--- Exercise data ---

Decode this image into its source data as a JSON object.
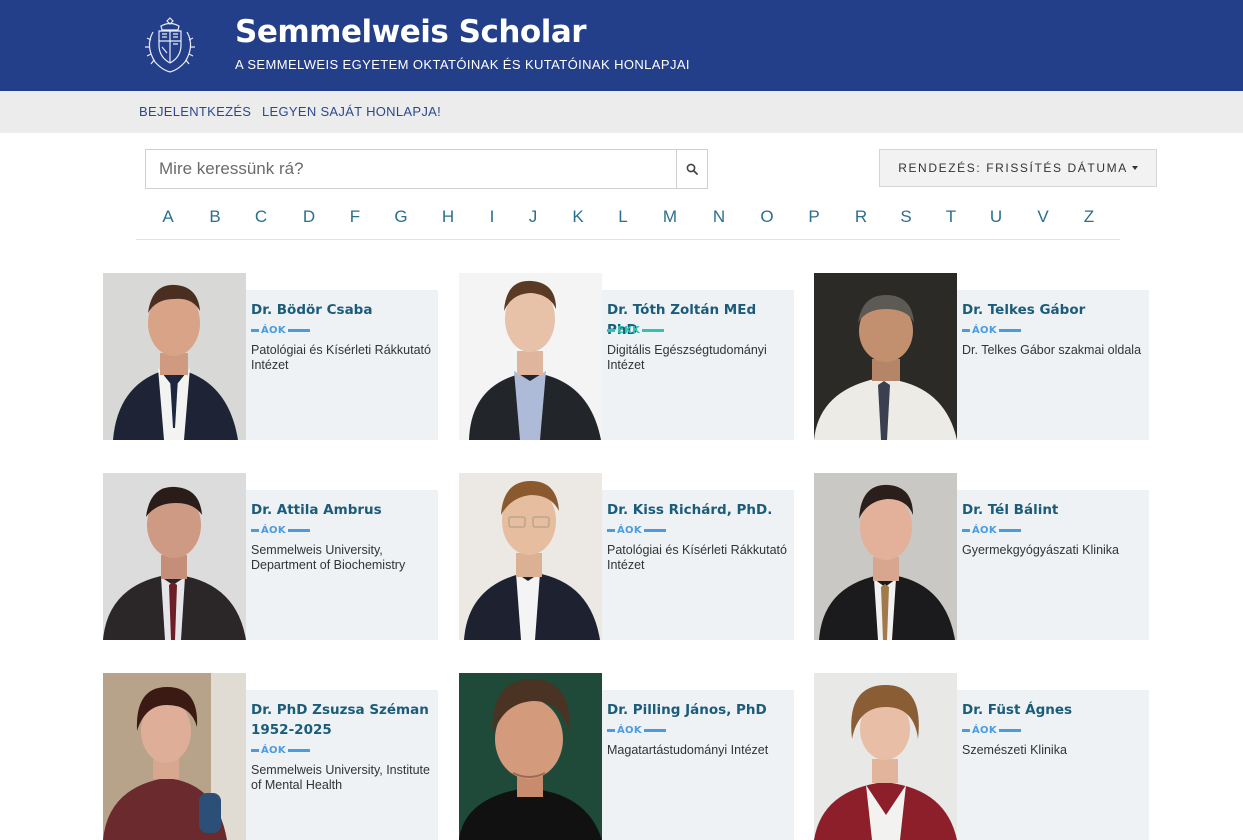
{
  "header": {
    "title": "Semmelweis Scholar",
    "subtitle": "A SEMMELWEIS EGYETEM OKTATÓINAK ÉS KUTATÓINAK HONLAPJAI"
  },
  "nav": {
    "login": "BEJELENTKEZÉS",
    "own_page": "LEGYEN SAJÁT HONLAPJA!"
  },
  "search": {
    "placeholder": "Mire keressünk rá?",
    "sort_label": "RENDEZÉS: FRISSÍTÉS DÁTUMA"
  },
  "alphabet": [
    "A",
    "B",
    "C",
    "D",
    "F",
    "G",
    "H",
    "I",
    "J",
    "K",
    "L",
    "M",
    "N",
    "O",
    "P",
    "R",
    "S",
    "T",
    "U",
    "V",
    "Z"
  ],
  "colors": {
    "header_bg": "#233f8a",
    "nav_bg": "#ececec",
    "name_text": "#1a5c7a",
    "aok_accent": "#4a9be0",
    "ekk_accent": "#2fc4b2",
    "card_bg": "#eef2f5"
  },
  "profiles": [
    {
      "name": "Dr. Bödör Csaba",
      "faculty": "ÁOK",
      "description": "Patológiai és Kísérleti Rákkutató Intézet"
    },
    {
      "name": "Dr. Tóth Zoltán MEd PhD",
      "faculty": "EKK",
      "description": "Digitális Egészségtudományi Intézet"
    },
    {
      "name": "Dr. Telkes Gábor",
      "faculty": "ÁOK",
      "description": "Dr. Telkes Gábor szakmai oldala"
    },
    {
      "name": "Dr. Attila Ambrus",
      "faculty": "ÁOK",
      "description": "Semmelweis University, Department of Biochemistry"
    },
    {
      "name": "Dr. Kiss Richárd, PhD.",
      "faculty": "ÁOK",
      "description": "Patológiai és Kísérleti Rákkutató Intézet"
    },
    {
      "name": "Dr. Tél Bálint",
      "faculty": "ÁOK",
      "description": "Gyermekgyógyászati Klinika"
    },
    {
      "name": "Dr. PhD Zsuzsa Széman 1952-2025",
      "faculty": "ÁOK",
      "description": "Semmelweis University, Institute of Mental Health"
    },
    {
      "name": "Dr. Pilling János, PhD",
      "faculty": "ÁOK",
      "description": "Magatartástudományi Intézet"
    },
    {
      "name": "Dr. Füst Ágnes",
      "faculty": "ÁOK",
      "description": "Szemészeti Klinika"
    }
  ]
}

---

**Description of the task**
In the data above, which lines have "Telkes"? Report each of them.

**Task output**
      "name": "Dr. Telkes Gábor",
      "description": "Dr. Telkes Gábor szakmai oldala"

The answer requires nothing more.